• 8 percent: Increase in units sold.
• 12 percent: Increase in dollars sold.
In Vail, snow-sports gear sales were up 9.3 percent in February 2011 over the previous February, according to the town of Vail’s most recent sales tax report.
“We had a good year. Our sales were up a bit,” Gorsuch said. “We had a good year last year and we met or exceeded last year’s sales.”
The bar was set pretty low in 2009, at the depths of the recession, Gorsuch said.
Gorsuch was born in Climax and has lived here his whole life.
“This was a winter to remember,” he said.
The SIA show in Denver was upbeat, he said, as was the ski show in Europe.
Michelle Rogers was working at American Ski Exchange on Wall Street in Vail Village when we caught up with her. Like most shops, they kept a close eye on their late season inventory and are now enjoying brisk spring sales.
“Everyone I talk to says it was a pretty good year,” Rogers said.
Most of their gear is half off, she said.
Lovin’ La Nina
American consumers spent $902 million on snow-sports equipment, hard goods like skis, snowboards and gear.
Soft goods sales and apparel set a new record this season with $1.2 billion sold.
Weather helps.

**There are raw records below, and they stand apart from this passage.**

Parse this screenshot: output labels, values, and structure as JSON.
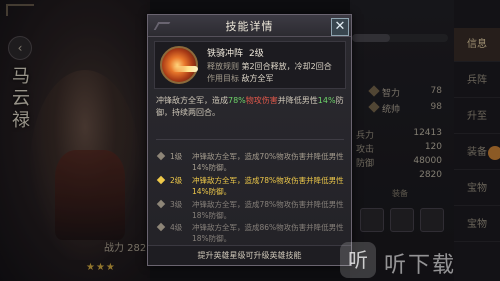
{
  "hero": {
    "name": "马云禄",
    "level_badge": "",
    "power_label": "战力 282",
    "stars": "★★★",
    "rank_text": "",
    "back_icon": "chevron-left-icon"
  },
  "stats": {
    "attributes": [
      {
        "label": "智力",
        "value": "78"
      },
      {
        "label": "统帅",
        "value": "98"
      }
    ],
    "numbers": [
      {
        "label": "兵力",
        "value": "12413"
      },
      {
        "label": "攻击",
        "value": "120"
      },
      {
        "label": "防御",
        "value": "48000"
      },
      {
        "label": "",
        "value": "2820"
      }
    ],
    "equip_title": "装备"
  },
  "tabs": [
    {
      "label": "信息",
      "active": true
    },
    {
      "label": "兵阵",
      "active": false
    },
    {
      "label": "升至",
      "active": false
    },
    {
      "label": "装备",
      "active": false
    },
    {
      "label": "宝物",
      "active": false
    },
    {
      "label": "宝物",
      "active": false
    }
  ],
  "dialog": {
    "title": "技能详情",
    "close_icon": "close-icon",
    "skill": {
      "name": "铁骑冲阵",
      "level": "2级",
      "release_label": "释放规则",
      "release_value": "第2回合释放，冷却2回合",
      "target_label": "作用目标",
      "target_value": "敌方全军"
    },
    "description": {
      "p1": "冲锋敌方全军，造成",
      "pct": "78%",
      "p2": "物攻伤害",
      "p3": "并降低男性",
      "def": "14%",
      "p4": "防御，持续两回合。"
    },
    "levels": [
      {
        "level": "1级",
        "text": "冲锋敌方全军，造成70%物攻伤害并降低男性14%防御。",
        "state": "normal"
      },
      {
        "level": "2级",
        "text": "冲锋敌方全军，造成78%物攻伤害并降低男性14%防御。",
        "state": "current"
      },
      {
        "level": "3级",
        "text": "冲锋敌方全军，造成78%物攻伤害并降低男性18%防御。",
        "state": "locked"
      },
      {
        "level": "4级",
        "text": "冲锋敌方全军，造成86%物攻伤害并降低男性18%防御。",
        "state": "locked"
      }
    ],
    "footer": "提升英雄星级可升级英雄技能"
  },
  "watermark": {
    "icon_char": "听",
    "text": "听下载"
  }
}
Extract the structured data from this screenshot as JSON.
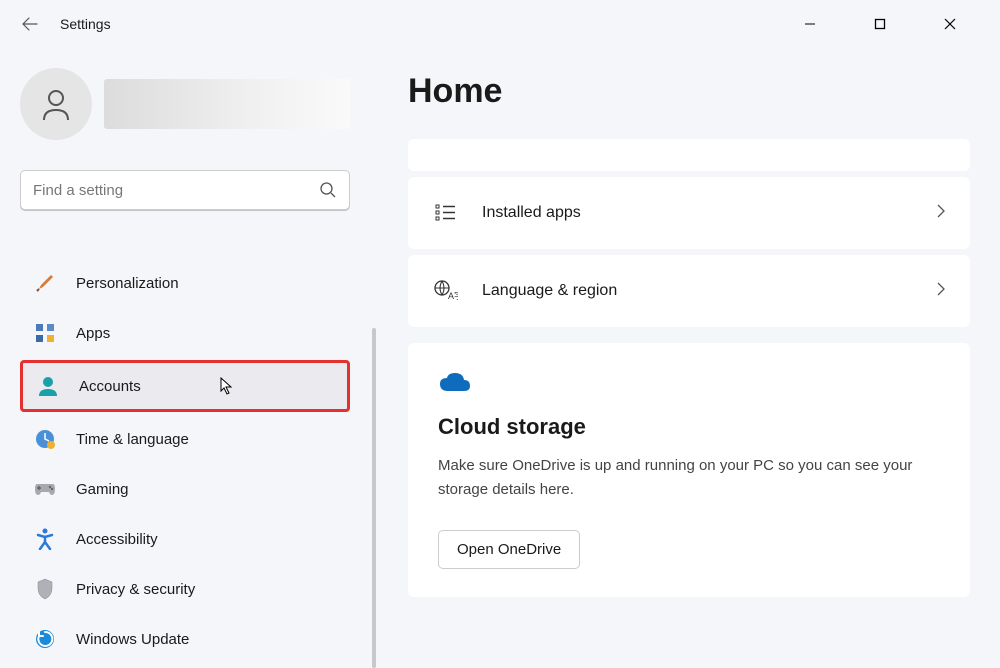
{
  "window": {
    "title": "Settings"
  },
  "sidebar": {
    "search_placeholder": "Find a setting",
    "items": [
      {
        "label": "Personalization"
      },
      {
        "label": "Apps"
      },
      {
        "label": "Accounts"
      },
      {
        "label": "Time & language"
      },
      {
        "label": "Gaming"
      },
      {
        "label": "Accessibility"
      },
      {
        "label": "Privacy & security"
      },
      {
        "label": "Windows Update"
      }
    ]
  },
  "main": {
    "title": "Home",
    "rows": [
      {
        "label": "Installed apps"
      },
      {
        "label": "Language & region"
      }
    ],
    "cloud": {
      "title": "Cloud storage",
      "description": "Make sure OneDrive is up and running on your PC so you can see your storage details here.",
      "button": "Open OneDrive"
    }
  }
}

La Nina is still dumping snow across the northern half of the U.S., and that helped drive apparel sales up 7 percent in units sold and up 11 percent in dollars sold.
“Keep in mind that snow sports apparel is purchased by many who will never ride a ski lift but want to be warm, dry and fashionable in the worst winter weather,” says Kelly Davis, SIA’s director of research.
Across the western region, which includes Colorado, heavy snow and colder than average temperatures saw sales up 21 percent in equipment dollars sold, 14 percent in apparel and 20 percent in accessories sales, says the SIA.
“People sold well and paid their bills, so that made the suppliers happy,” Gorsuch said.
Gorsuches held their big Midnight Madness sale in March, which was successful, Gorsuch said. They’re still selling.
“We’re open every day, Gorsuch said. “There are a few people around and the weather is supposed to clear up for Mother’s Day.”
“I can’t offer you any bad news. This was a good year,” Gorsuch said.
Staff Writer Randy Wyrick can be reached at 970-748-2935 or firstname.lastname@example.org.